[Records drawn from a dataset]

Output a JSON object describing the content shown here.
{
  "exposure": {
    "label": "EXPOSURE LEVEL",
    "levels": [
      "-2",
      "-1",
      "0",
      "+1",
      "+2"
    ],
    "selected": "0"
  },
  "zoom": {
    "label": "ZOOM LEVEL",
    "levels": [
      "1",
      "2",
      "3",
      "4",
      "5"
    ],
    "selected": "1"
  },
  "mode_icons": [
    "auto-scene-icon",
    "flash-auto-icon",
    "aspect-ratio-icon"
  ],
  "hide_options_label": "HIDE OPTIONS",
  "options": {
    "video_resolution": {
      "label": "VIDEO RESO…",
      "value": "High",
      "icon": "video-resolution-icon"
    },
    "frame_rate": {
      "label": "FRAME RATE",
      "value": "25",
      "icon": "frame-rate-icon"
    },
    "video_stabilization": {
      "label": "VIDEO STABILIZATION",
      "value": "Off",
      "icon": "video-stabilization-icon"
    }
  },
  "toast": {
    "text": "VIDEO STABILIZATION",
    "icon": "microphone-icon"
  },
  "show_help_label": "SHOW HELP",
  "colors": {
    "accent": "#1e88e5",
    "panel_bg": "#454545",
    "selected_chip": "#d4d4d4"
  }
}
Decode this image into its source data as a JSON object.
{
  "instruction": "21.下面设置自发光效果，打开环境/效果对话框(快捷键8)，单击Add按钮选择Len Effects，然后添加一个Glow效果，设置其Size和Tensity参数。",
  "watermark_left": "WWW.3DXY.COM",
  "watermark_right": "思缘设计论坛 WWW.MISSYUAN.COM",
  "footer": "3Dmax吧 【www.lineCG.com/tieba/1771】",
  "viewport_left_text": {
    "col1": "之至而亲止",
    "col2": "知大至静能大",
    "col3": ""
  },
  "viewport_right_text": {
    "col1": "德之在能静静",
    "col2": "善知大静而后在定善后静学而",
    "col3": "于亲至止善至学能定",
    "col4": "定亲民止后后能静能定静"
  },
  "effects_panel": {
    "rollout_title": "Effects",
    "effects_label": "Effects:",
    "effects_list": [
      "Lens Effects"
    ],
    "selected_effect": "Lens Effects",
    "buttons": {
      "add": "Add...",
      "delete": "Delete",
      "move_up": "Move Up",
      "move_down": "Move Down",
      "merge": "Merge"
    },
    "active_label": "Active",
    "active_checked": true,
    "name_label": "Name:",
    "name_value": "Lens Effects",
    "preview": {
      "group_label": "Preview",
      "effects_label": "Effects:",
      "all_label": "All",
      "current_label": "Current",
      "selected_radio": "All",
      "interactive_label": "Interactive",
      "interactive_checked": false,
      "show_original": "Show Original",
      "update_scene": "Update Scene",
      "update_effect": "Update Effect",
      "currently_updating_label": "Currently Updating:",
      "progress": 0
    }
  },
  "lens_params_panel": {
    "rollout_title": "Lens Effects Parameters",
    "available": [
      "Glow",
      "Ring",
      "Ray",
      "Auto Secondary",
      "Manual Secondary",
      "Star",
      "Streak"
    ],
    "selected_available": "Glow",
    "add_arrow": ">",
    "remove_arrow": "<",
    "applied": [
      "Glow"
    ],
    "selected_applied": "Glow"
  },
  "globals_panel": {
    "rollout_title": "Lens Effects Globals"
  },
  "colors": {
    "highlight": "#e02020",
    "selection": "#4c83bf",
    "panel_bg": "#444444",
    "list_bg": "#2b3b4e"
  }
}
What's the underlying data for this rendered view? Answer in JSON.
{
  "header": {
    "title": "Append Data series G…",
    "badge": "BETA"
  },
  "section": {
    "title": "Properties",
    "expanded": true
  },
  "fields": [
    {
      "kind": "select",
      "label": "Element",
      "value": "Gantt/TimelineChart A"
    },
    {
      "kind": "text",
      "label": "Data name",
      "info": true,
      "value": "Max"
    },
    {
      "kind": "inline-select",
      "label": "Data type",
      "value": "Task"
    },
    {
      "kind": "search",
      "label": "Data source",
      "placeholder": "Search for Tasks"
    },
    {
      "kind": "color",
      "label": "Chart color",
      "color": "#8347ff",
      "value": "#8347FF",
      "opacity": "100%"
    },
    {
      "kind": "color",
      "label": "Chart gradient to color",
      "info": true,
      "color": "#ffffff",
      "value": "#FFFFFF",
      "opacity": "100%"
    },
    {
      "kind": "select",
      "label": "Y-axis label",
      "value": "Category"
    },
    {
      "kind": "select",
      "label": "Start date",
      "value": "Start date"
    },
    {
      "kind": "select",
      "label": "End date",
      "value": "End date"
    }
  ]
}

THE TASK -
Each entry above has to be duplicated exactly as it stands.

TASK SOLUTION -
Output a JSON object describing the content shown here.
{
  "exposure": {
    "label": "EXPOSURE LEVEL",
    "levels": [
      "-2",
      "-1",
      "0",
      "+1",
      "+2"
    ],
    "selected": "0"
  },
  "zoom": {
    "label": "ZOOM LEVEL",
    "levels": [
      "1",
      "2",
      "3",
      "4",
      "5"
    ],
    "selected": "1"
  },
  "mode_icons": [
    "auto-scene-icon",
    "flash-auto-icon",
    "aspect-ratio-icon"
  ],
  "hide_options_label": "HIDE OPTIONS",
  "options": {
    "video_resolution": {
      "label": "VIDEO RESO…",
      "value": "High",
      "icon": "video-resolution-icon"
    },
    "frame_rate": {
      "label": "FRAME RATE",
      "value": "25",
      "icon": "frame-rate-icon"
    },
    "video_stabilization": {
      "label": "VIDEO STABILIZATION",
      "value": "Off",
      "icon": "video-stabilization-icon"
    }
  },
  "toast": {
    "text": "VIDEO STABILIZATION",
    "icon": "microphone-icon"
  },
  "show_help_label": "SHOW HELP",
  "colors": {
    "accent": "#1e88e5",
    "panel_bg": "#454545",
    "selected_chip": "#d4d4d4"
  }
}
Decode this image into its source data as a JSON object.
{
  "instruction": "21.下面设置自发光效果，打开环境/效果对话框(快捷键8)，单击Add按钮选择Len Effects，然后添加一个Glow效果，设置其Size和Tensity参数。",
  "watermark_left": "WWW.3DXY.COM",
  "watermark_right": "思缘设计论坛 WWW.MISSYUAN.COM",
  "footer": "3Dmax吧 【www.lineCG.com/tieba/1771】",
  "viewport_left_text": {
    "col1": "之至而亲止",
    "col2": "知大至静能大",
    "col3": ""
  },
  "viewport_right_text": {
    "col1": "德之在能静静",
    "col2": "善知大静而后在定善后静学而",
    "col3": "于亲至止善至学能定",
    "col4": "定亲民止后后能静能定静"
  },
  "effects_panel": {
    "rollout_title": "Effects",
    "effects_label": "Effects:",
    "effects_list": [
      "Lens Effects"
    ],
    "selected_effect": "Lens Effects",
    "buttons": {
      "add": "Add...",
      "delete": "Delete",
      "move_up": "Move Up",
      "move_down": "Move Down",
      "merge": "Merge"
    },
    "active_label": "Active",
    "active_checked": true,
    "name_label": "Name:",
    "name_value": "Lens Effects",
    "preview": {
      "group_label": "Preview",
      "effects_label": "Effects:",
      "all_label": "All",
      "current_label": "Current",
      "selected_radio": "All",
      "interactive_label": "Interactive",
      "interactive_checked": false,
      "show_original": "Show Original",
      "update_scene": "Update Scene",
      "update_effect": "Update Effect",
      "currently_updating_label": "Currently Updating:",
      "progress": 0
    }
  },
  "lens_params_panel": {
    "rollout_title": "Lens Effects Parameters",
    "available": [
      "Glow",
      "Ring",
      "Ray",
      "Auto Secondary",
      "Manual Secondary",
      "Star",
      "Streak"
    ],
    "selected_available": "Glow",
    "add_arrow": ">",
    "remove_arrow": "<",
    "applied": [
      "Glow"
    ],
    "selected_applied": "Glow"
  },
  "globals_panel": {
    "rollout_title": "Lens Effects Globals"
  },
  "colors": {
    "highlight": "#e02020",
    "selection": "#4c83bf",
    "panel_bg": "#444444",
    "list_bg": "#2b3b4e"
  }
}
What's the underlying data for this rendered view? Answer in JSON.
{
  "header": {
    "title": "Append Data series G…",
    "badge": "BETA"
  },
  "section": {
    "title": "Properties",
    "expanded": true
  },
  "fields": [
    {
      "kind": "select",
      "label": "Element",
      "value": "Gantt/TimelineChart A"
    },
    {
      "kind": "text",
      "label": "Data name",
      "info": true,
      "value": "Max"
    },
    {
      "kind": "inline-select",
      "label": "Data type",
      "value": "Task"
    },
    {
      "kind": "search",
      "label": "Data source",
      "placeholder": "Search for Tasks"
    },
    {
      "kind": "color",
      "label": "Chart color",
      "color": "#8347ff",
      "value": "#8347FF",
      "opacity": "100%"
    },
    {
      "kind": "color",
      "label": "Chart gradient to color",
      "info": true,
      "color": "#ffffff",
      "value": "#FFFFFF",
      "opacity": "100%"
    },
    {
      "kind": "select",
      "label": "Y-axis label",
      "value": "Category"
    },
    {
      "kind": "select",
      "label": "Start date",
      "value": "Start date"
    },
    {
      "kind": "select",
      "label": "End date",
      "value": "End date"
    }
  ]
}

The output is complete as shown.